Bryce Wolkowitz Gallery is pleased to present José Parlá's Anonymous Vernacular, a series of new paintings and reworked found objects. This marks Parlá's fourth solo exhibition with the gallery.
For over a decade, Parlá has rigorously experimented with a mix of non-traditional painting materials and collage to create his signature style, a graphomanic reflection of a distinctly urban vernacular. Parlá's studio practice is grounded in the tradition of Wild Style painting, rooted in the same cultural soil as Rammellzee and Jean-Michel Basquiat, while also inspired by Cy Twombly, Joan Mitchell, Mimmo Rotella, and the history of abstract art.
In this exhibition, Parlá combines layered advertising posters he has collected from temporary construction walls with his own calligraphic techniques that both improvise and expose texts, letters, symbols, phrases, and words. Parlá's personal mark-making weaves itself into the textures and compositions of the ripped advertisements, creating an obliquely legible codex all his own.
The fragmented materials from the street imbue each work with a profound sense of empathy and respect, not only for the urban environment but also for the "anonymous writers" who inspired Parlá early on. Some of the works are on shaped canvases, others are rectilinear. The new paintings in Anonymous Vernacular are linked to an obsession Parlá has with looking at walls, ever since his early days, painting their surfaces and searching to decode marks made on them.
For this exhibition, Parlá is introducing a new reworked found-object sculpture in homage to the bottle collectors and the homeless that still come from all over the borough to deposit their collections at a recycling center in his neighborhood. Taken as a whole, these works deliberately blur any boundaries between the studio and the street. They utilize the incidental aesthetics of the city and nod to the poetics of inspired observation.
The anonymity of actions and marks made in a city can amount to an ever-evolving contemporary visual language – the city as text. A name or message on a wall, homeless people, pushing their makeshift homes in a cart, layers of ripped posters, or an old tarp covering a hole, broken subway tiles, erosion on a steel panel in an alleyway filled with trash, all part of our humanity's anonymous vernacular.
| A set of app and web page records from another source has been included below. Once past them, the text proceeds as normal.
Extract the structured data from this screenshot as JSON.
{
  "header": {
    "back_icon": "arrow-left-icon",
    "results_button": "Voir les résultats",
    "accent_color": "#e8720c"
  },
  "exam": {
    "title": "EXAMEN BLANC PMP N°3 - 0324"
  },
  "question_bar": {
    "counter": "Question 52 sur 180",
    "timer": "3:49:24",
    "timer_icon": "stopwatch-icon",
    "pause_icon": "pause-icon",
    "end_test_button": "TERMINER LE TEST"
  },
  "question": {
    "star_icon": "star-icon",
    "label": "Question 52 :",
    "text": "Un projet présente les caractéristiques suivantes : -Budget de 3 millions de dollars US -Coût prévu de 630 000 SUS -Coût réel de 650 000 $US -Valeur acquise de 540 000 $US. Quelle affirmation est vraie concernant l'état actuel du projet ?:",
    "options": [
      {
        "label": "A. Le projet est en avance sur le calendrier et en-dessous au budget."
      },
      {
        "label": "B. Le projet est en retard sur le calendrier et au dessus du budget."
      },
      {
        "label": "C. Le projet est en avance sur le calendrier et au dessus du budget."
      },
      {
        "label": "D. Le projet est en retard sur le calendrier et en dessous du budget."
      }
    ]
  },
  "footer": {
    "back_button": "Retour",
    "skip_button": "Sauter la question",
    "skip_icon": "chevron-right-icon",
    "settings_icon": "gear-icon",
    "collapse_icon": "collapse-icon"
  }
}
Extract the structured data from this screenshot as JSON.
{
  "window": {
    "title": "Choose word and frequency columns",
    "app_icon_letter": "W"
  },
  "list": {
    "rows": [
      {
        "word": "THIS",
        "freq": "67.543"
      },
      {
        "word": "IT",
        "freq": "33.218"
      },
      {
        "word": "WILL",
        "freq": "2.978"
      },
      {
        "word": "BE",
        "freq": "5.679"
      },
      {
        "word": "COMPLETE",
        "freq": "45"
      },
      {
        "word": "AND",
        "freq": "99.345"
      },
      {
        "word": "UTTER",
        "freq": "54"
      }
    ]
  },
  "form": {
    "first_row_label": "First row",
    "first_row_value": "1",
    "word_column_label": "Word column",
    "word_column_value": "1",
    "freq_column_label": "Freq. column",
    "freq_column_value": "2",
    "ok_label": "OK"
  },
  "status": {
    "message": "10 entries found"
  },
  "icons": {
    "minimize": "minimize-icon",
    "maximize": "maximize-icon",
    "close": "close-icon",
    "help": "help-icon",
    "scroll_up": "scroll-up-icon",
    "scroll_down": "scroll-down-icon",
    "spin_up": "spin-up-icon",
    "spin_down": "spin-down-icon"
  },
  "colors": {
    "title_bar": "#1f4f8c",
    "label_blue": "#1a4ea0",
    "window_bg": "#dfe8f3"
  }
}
(José Parlá, Brooklyn, NY)
José Parlá (b. 1973 Miami, FL; lives and works in Brooklyn, New York) is a multidisciplinary artist in painting, large scale murals, photography, video and sculpture. At the core of his work, paint, writing and found ephemera combine to evoke the collective unconscious of urban communities.
His work has been exhibited throughout the United States and abroad including the High Museum of Art, Atlanta, GA; The Neuberger Museum of Art, Purchase, New York; National Young Arts Foundation, Miami, FL; The SCAD Museum of Art, Savannah GA; The Havana Biennial, Havana, Cuba; Agnes B, galerie du jour, Paris, France; Yuka Tsuruno Gallery, Tokyo, Japan; and most recently Brand New Gallery, Milan, Italy; and Ben Brown Fine Arts, London, UK.
Parlá's major commissions include the University of Texas, Austin, One World Trade Center, NYC, the Barclays Center, the Brooklyn Academy of Music, and the James B. Hunt Jr. Library at North Carolina State University commissioned by the architectural firm Snøhetta.
In May, Parlá will be participating in the Glasstress exhibition organized by Fondazione Berengo as part of the 2019 Venice Biennale, in September, Parlá will be exhibiting at the Hong Kong Contemporary Art Foundation (HOCA), curated by Dieter Buchhart, and in the spring of 2020 Parlá will open his first New York museum solo exhibition at the Bronx Museum of Art curated by Manon Slome.
Parlá's work is in the permanent collections of the Albright-Knox Art Gallery in Buffalo, New York; The British Museum, London; the POLA Museum of Art in Hakone, Japan; the Burger Collection in Hong Kong; The Neuberger Museum of Art, Purchase, New York; and The National Museum of Fine Arts, Havana, Cuba.